As a consumer, getting items you need that are in excellent used condition at a much lower price than new makes good sense. Millions of Americans frequent consignment and thrift shops each day. Whether it is children’s clothing, adult clothing, furniture or house wares, thrift stores are increasingly popular. If you are thinking of becoming an owner of a consignment shop, it is important to know how to run a successful business. This involves more than just renting a space, hanging out a sign and accepting consignments.

Things You Will Need
  • Money

  • Business plan

  • Consignors

Step 1.

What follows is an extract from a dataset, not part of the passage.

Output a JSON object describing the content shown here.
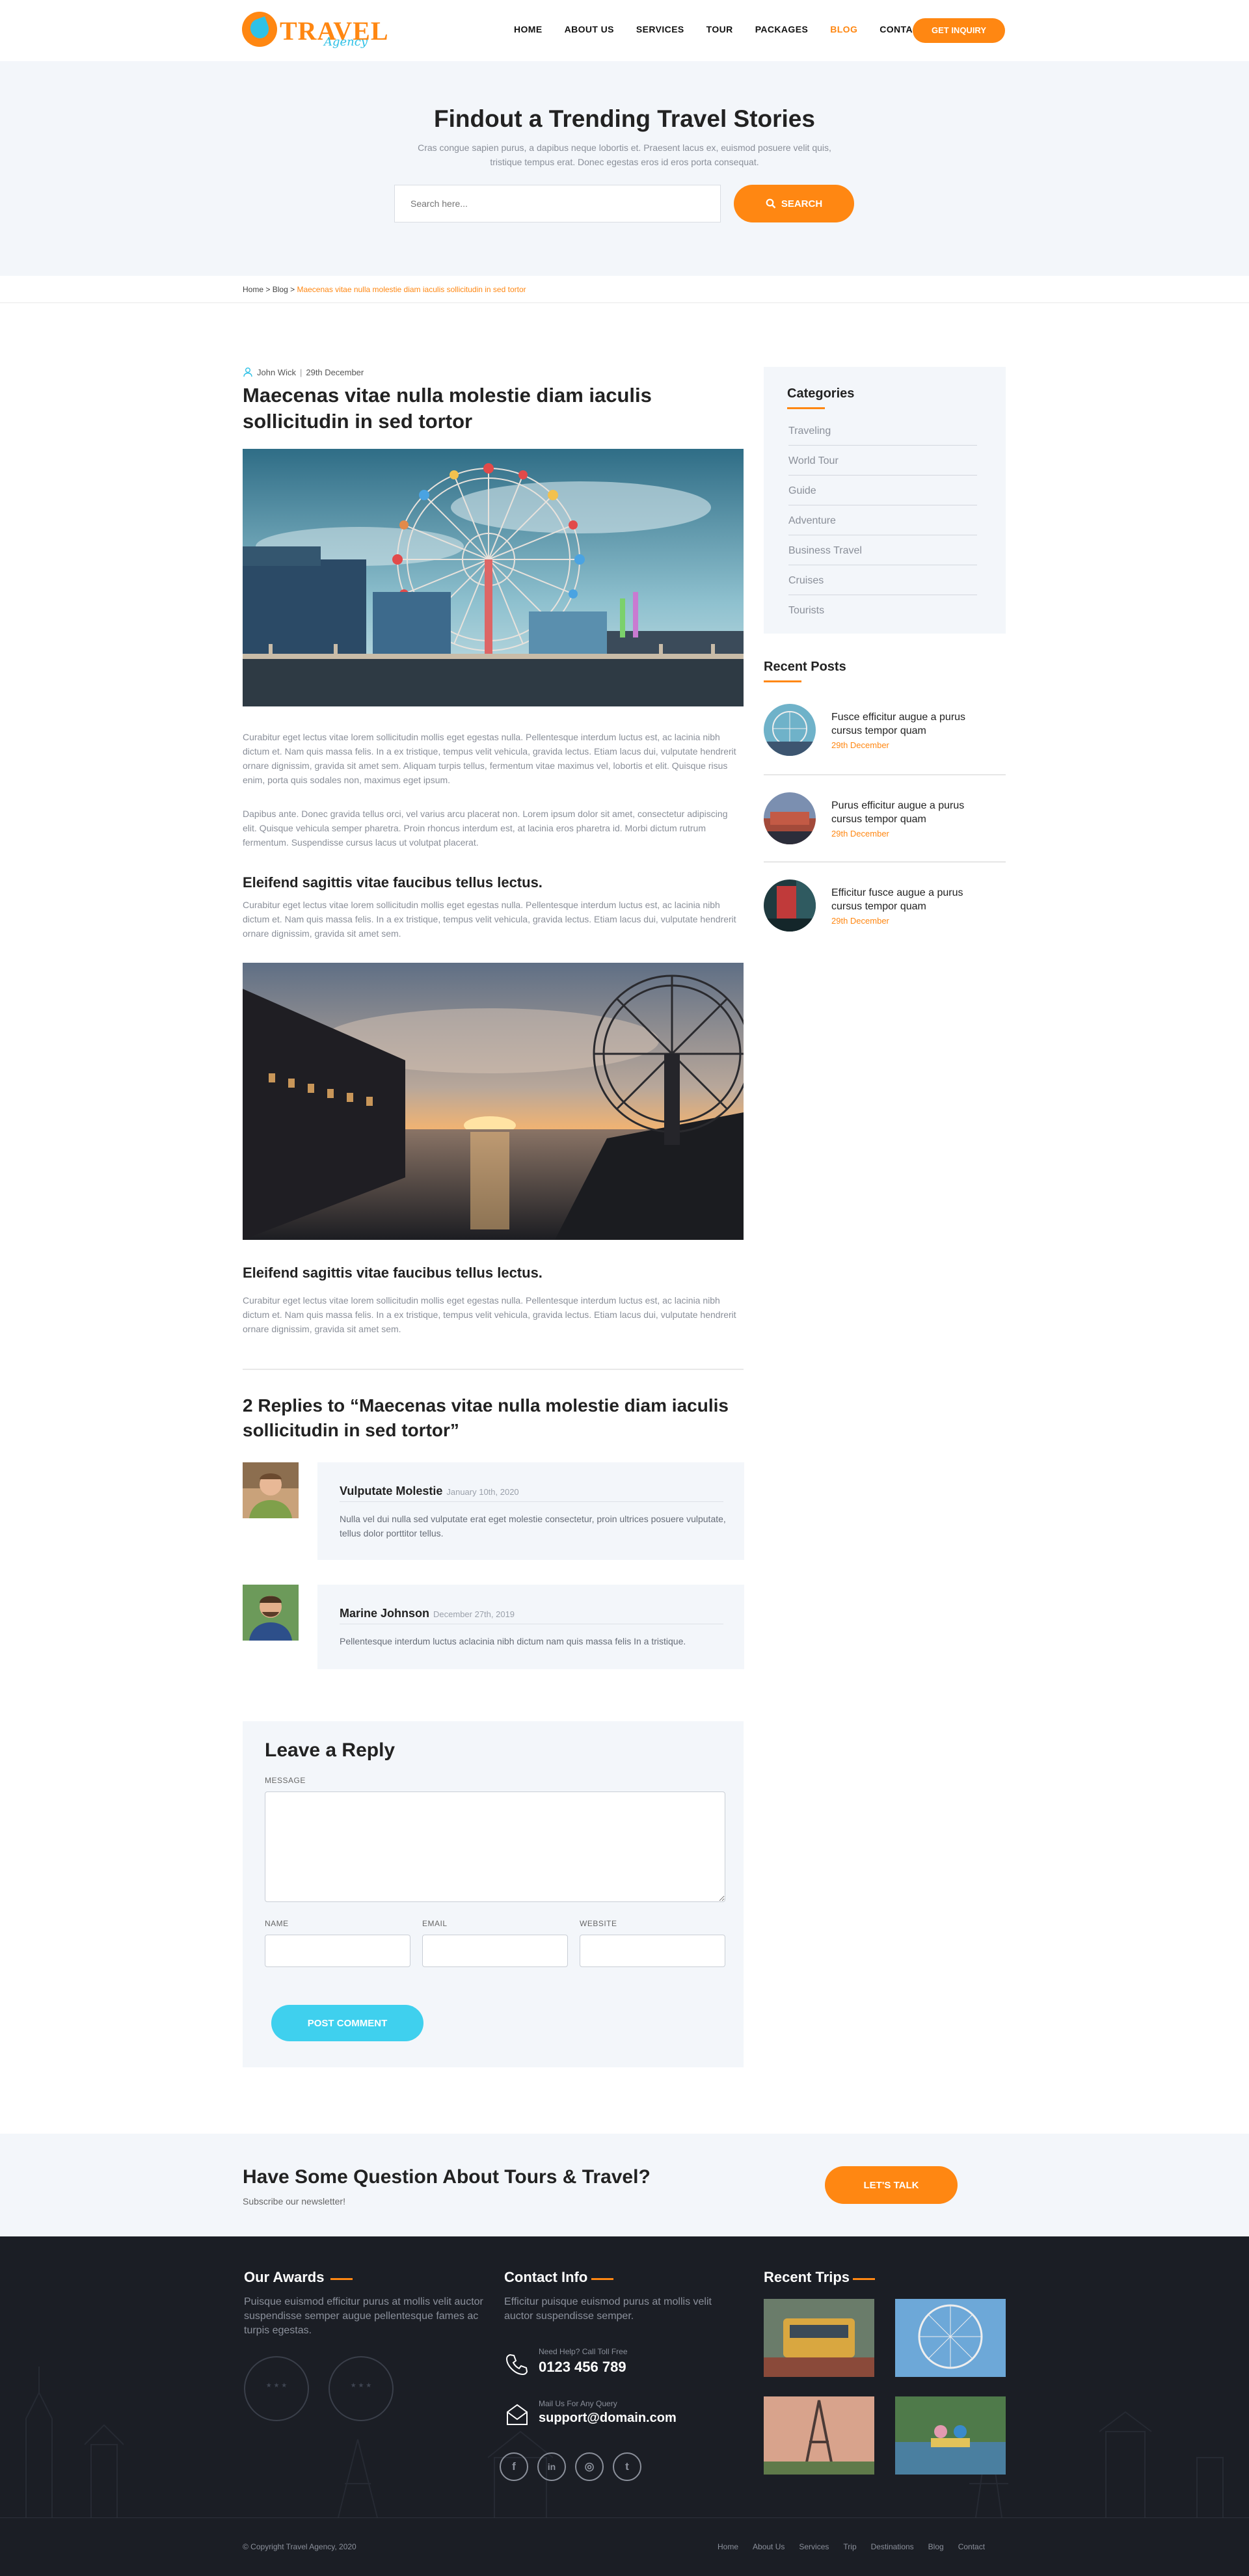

Figure out your start-up costs. You may have a passion for vintage clothing, but you will need financial resources to get going. Use the sample calculator at (See Resources) or sit down with a financial adviser, and be sure you have the money to keep your business going for at least a year without expecting any profit. As stated on, few businesses of any kind make it past the two-year mark, mostly due to financial strain.

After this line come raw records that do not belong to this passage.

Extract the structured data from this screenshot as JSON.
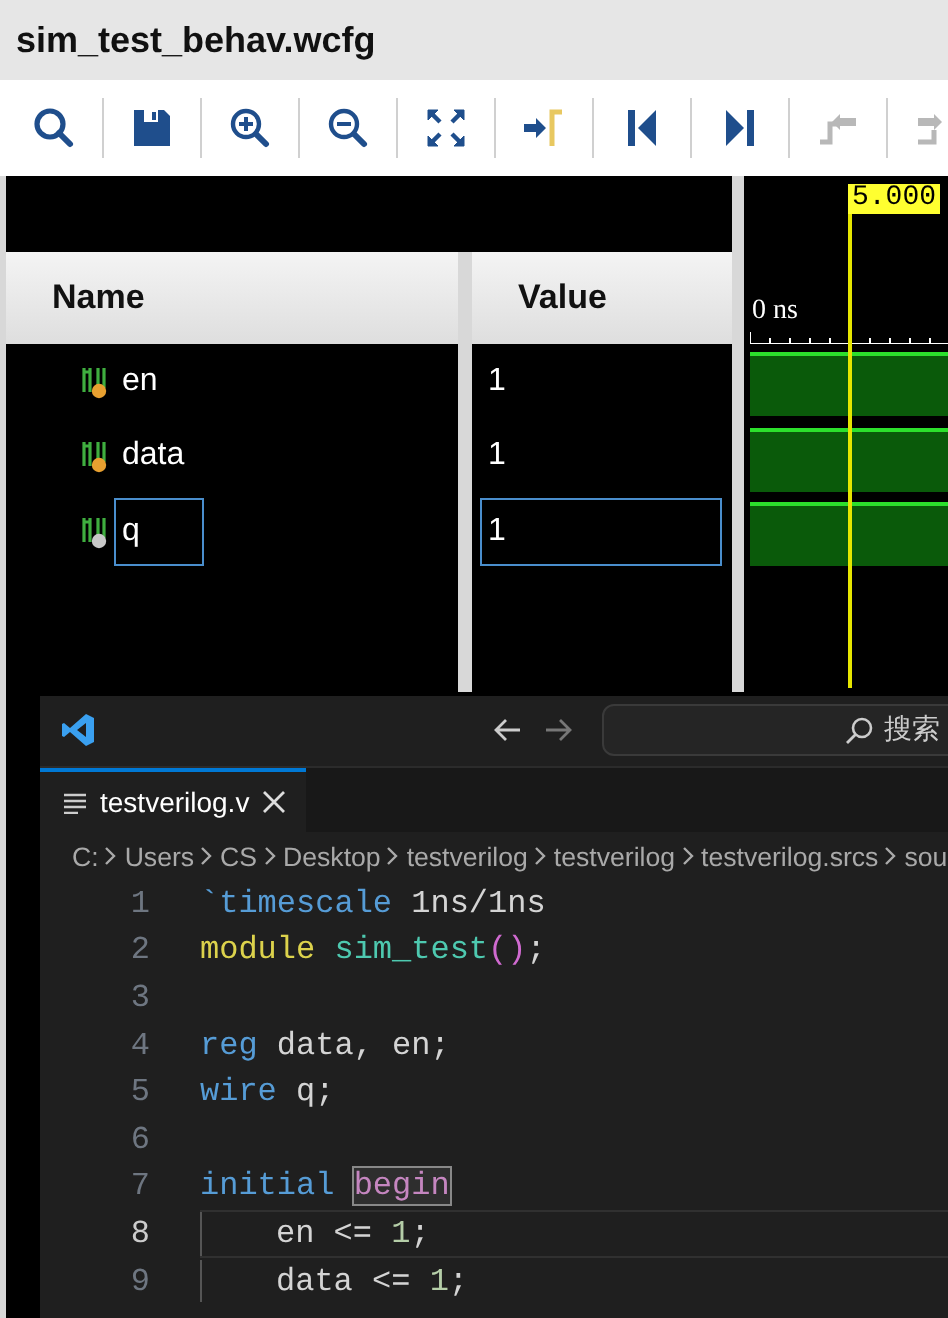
{
  "window": {
    "title": "sim_test_behav.wcfg"
  },
  "toolbar": [
    {
      "kind": "search",
      "disabled": false
    },
    {
      "kind": "save",
      "disabled": false
    },
    {
      "kind": "zoom-in",
      "disabled": false
    },
    {
      "kind": "zoom-out",
      "disabled": false
    },
    {
      "kind": "fit",
      "disabled": false
    },
    {
      "kind": "go-cursor",
      "disabled": false
    },
    {
      "kind": "go-start",
      "disabled": false
    },
    {
      "kind": "go-end",
      "disabled": false
    },
    {
      "kind": "prev-edge",
      "disabled": true
    },
    {
      "kind": "next-edge",
      "disabled": true
    }
  ],
  "columns": [
    "Name",
    "Value"
  ],
  "signals": [
    {
      "name": "en",
      "value": "1",
      "kind": "reg",
      "selected": false
    },
    {
      "name": "data",
      "value": "1",
      "kind": "reg",
      "selected": false
    },
    {
      "name": "q",
      "value": "1",
      "kind": "wire",
      "selected": true
    }
  ],
  "waveform": {
    "cursor": "5.000",
    "ruler": "0 ns"
  },
  "editor": {
    "search": {
      "placeholder": "搜索"
    },
    "tabs": [
      {
        "label": "testverilog.v",
        "selected": true
      }
    ],
    "breadcrumbs": [
      "C:",
      "Users",
      "CS",
      "Desktop",
      "testverilog",
      "testverilog",
      "testverilog.srcs",
      "sou"
    ],
    "lines": [
      {
        "number": "1",
        "current": false,
        "indented": false,
        "tokens": [
          {
            "text": "`timescale",
            "kind": "keyword"
          },
          {
            "text": " 1ns/1ns",
            "kind": "plain"
          }
        ]
      },
      {
        "number": "2",
        "current": false,
        "indented": false,
        "tokens": [
          {
            "text": "module ",
            "kind": "structure"
          },
          {
            "text": "sim_test",
            "kind": "name"
          },
          {
            "text": "()",
            "kind": "bracket"
          },
          {
            "text": ";",
            "kind": "plain"
          }
        ]
      },
      {
        "number": "3",
        "current": false,
        "indented": false
      },
      {
        "number": "4",
        "current": false,
        "indented": false,
        "tokens": [
          {
            "text": "reg",
            "kind": "keyword"
          },
          {
            "text": " data, en;",
            "kind": "plain"
          }
        ]
      },
      {
        "number": "5",
        "current": false,
        "indented": false,
        "tokens": [
          {
            "text": "wire",
            "kind": "keyword"
          },
          {
            "text": " q;",
            "kind": "plain"
          }
        ]
      },
      {
        "number": "6",
        "current": false,
        "indented": false
      },
      {
        "number": "7",
        "current": false,
        "indented": false,
        "tokens": [
          {
            "text": "initial ",
            "kind": "keyword"
          },
          {
            "text": "begin",
            "kind": "control",
            "matched": true
          }
        ]
      },
      {
        "number": "8",
        "current": true,
        "indented": true,
        "tokens": [
          {
            "text": "en <= ",
            "kind": "plain"
          },
          {
            "text": "1",
            "kind": "number"
          },
          {
            "text": ";",
            "kind": "plain"
          }
        ]
      },
      {
        "number": "9",
        "current": false,
        "indented": true,
        "tokens": [
          {
            "text": "data <= ",
            "kind": "plain"
          },
          {
            "text": "1",
            "kind": "number"
          },
          {
            "text": ";",
            "kind": "plain"
          }
        ]
      }
    ]
  }
}
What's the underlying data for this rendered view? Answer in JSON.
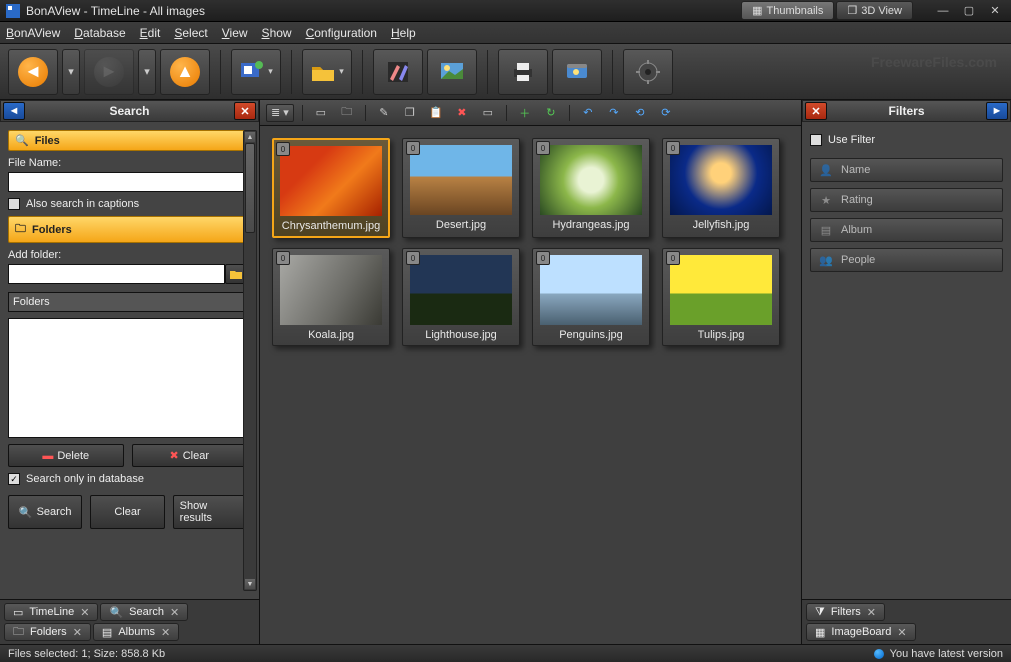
{
  "titlebar": {
    "title": "BonAView - TimeLine - All images",
    "view_tabs": [
      {
        "label": "Thumbnails",
        "active": true
      },
      {
        "label": "3D View",
        "active": false
      }
    ]
  },
  "menubar": [
    "BonAView",
    "Database",
    "Edit",
    "Select",
    "View",
    "Show",
    "Configuration",
    "Help"
  ],
  "watermark": "FreewareFiles.com",
  "left_panel": {
    "title": "Search",
    "files_header": "Files",
    "file_name_label": "File Name:",
    "file_name_value": "",
    "also_captions_label": "Also search in captions",
    "folders_header": "Folders",
    "add_folder_label": "Add folder:",
    "add_folder_value": "",
    "folders_placeholder": "Folders",
    "delete_btn": "Delete",
    "clear_btn": "Clear",
    "search_db_label": "Search only in database",
    "search_btn": "Search",
    "clear2_btn": "Clear",
    "show_results_btn": "Show results",
    "tabs_row1": [
      {
        "label": "TimeLine",
        "closable": true
      },
      {
        "label": "Search",
        "closable": true
      }
    ],
    "tabs_row2": [
      {
        "label": "Folders",
        "closable": true
      },
      {
        "label": "Albums",
        "closable": true
      }
    ]
  },
  "thumbnails": [
    {
      "label": "Chrysanthemum.jpg",
      "selected": true,
      "bg": "linear-gradient(135deg,#d73a12 30%,#f17a1a 60%,#a62100)"
    },
    {
      "label": "Desert.jpg",
      "selected": false,
      "bg": "linear-gradient(#6fb6e8 45%,#b98244 45%,#6a4522)"
    },
    {
      "label": "Hydrangeas.jpg",
      "selected": false,
      "bg": "radial-gradient(circle at 50% 50%,#e9f3d4 20%,#8cb74a 45%,#2a4a22)"
    },
    {
      "label": "Jellyfish.jpg",
      "selected": false,
      "bg": "radial-gradient(circle at 50% 40%,#ffd17a 15%,#0a2a88 55%,#03174c)"
    },
    {
      "label": "Koala.jpg",
      "selected": false,
      "bg": "linear-gradient(120deg,#a9a9a5,#6b6b66 60%,#3a3a34)"
    },
    {
      "label": "Lighthouse.jpg",
      "selected": false,
      "bg": "linear-gradient(#223655 55%,#1a2a12 55%)"
    },
    {
      "label": "Penguins.jpg",
      "selected": false,
      "bg": "linear-gradient(#bde0ff 55%,#8aa8c0 55%,#4a6070)"
    },
    {
      "label": "Tulips.jpg",
      "selected": false,
      "bg": "linear-gradient(#ffe93a 55%,#6aa02a 55%)"
    }
  ],
  "right_panel": {
    "title": "Filters",
    "use_filter_label": "Use Filter",
    "rows": [
      "Name",
      "Rating",
      "Album",
      "People"
    ],
    "tabs": [
      {
        "label": "Filters",
        "closable": true
      },
      {
        "label": "ImageBoard",
        "closable": true
      }
    ]
  },
  "statusbar": {
    "left": "Files selected: 1; Size: 858.8 Kb",
    "right": "You have latest version"
  }
}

Step 2.

Have a detailed business plan. Determine what kind of consignment shop are you planning to start and how you will split the profits with the consignors. See if there is a market for this type of shop in your area. In the Wall Street Journal, a 2005 advice article on consigning suggested thinking very hard about the customers and clientele in your neighborhood when making these types of decisions.

Step 3.

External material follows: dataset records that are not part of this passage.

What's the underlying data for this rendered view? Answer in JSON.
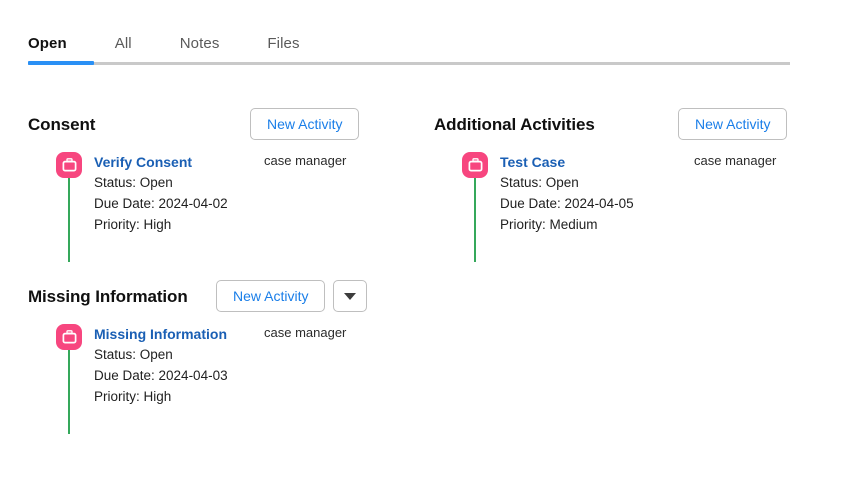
{
  "tabs": [
    {
      "label": "Open",
      "active": true
    },
    {
      "label": "All",
      "active": false
    },
    {
      "label": "Notes",
      "active": false
    },
    {
      "label": "Files",
      "active": false
    }
  ],
  "colors": {
    "tab_active_underline": "#2a90f5",
    "divider": "#c9c9c9",
    "link_blue": "#1a7ee8",
    "activity_title_blue": "#1a5fb4",
    "icon_pink": "#f7467f",
    "connector_green": "#35a85b"
  },
  "icons": {
    "activity": "briefcase-icon",
    "dropdown": "chevron-down-icon"
  },
  "sections": {
    "consent": {
      "title": "Consent",
      "new_activity_label": "New Activity",
      "has_dropdown": false,
      "activity": {
        "title": "Verify Consent",
        "status": "Status: Open",
        "due_date": "Due Date: 2024-04-02",
        "priority": "Priority: High",
        "owner": "case manager"
      }
    },
    "additional_activities": {
      "title": "Additional Activities",
      "new_activity_label": "New Activity",
      "has_dropdown": false,
      "activity": {
        "title": "Test Case",
        "status": "Status: Open",
        "due_date": "Due Date: 2024-04-05",
        "priority": "Priority: Medium",
        "owner": "case manager"
      }
    },
    "missing_information": {
      "title": "Missing Information",
      "new_activity_label": "New Activity",
      "has_dropdown": true,
      "activity": {
        "title": "Missing Information",
        "status": "Status: Open",
        "due_date": "Due Date: 2024-04-03",
        "priority": "Priority: High",
        "owner": "case manager"
      }
    }
  }
}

Be selective. Stick with your specific niche in consignment, and be careful what you accept for your shop. As an article on consigning at stated, the most successful consignment shops build their inventories carefully and selectively around their chosen niche/category.

Step 4.

Be friendly. As the Wall Street Journal stated, successful consignment shop owners are outgoing and build rapport with their clients, ensuring that these people continue to consign with them and purchase from them.


Most successful consignment shop owners do not have a lot of money invested in their inventory. Instead they split the proceeds of sales with the consignors.


Never start any business, including a consignment shop, without first having enough cash flow on hand.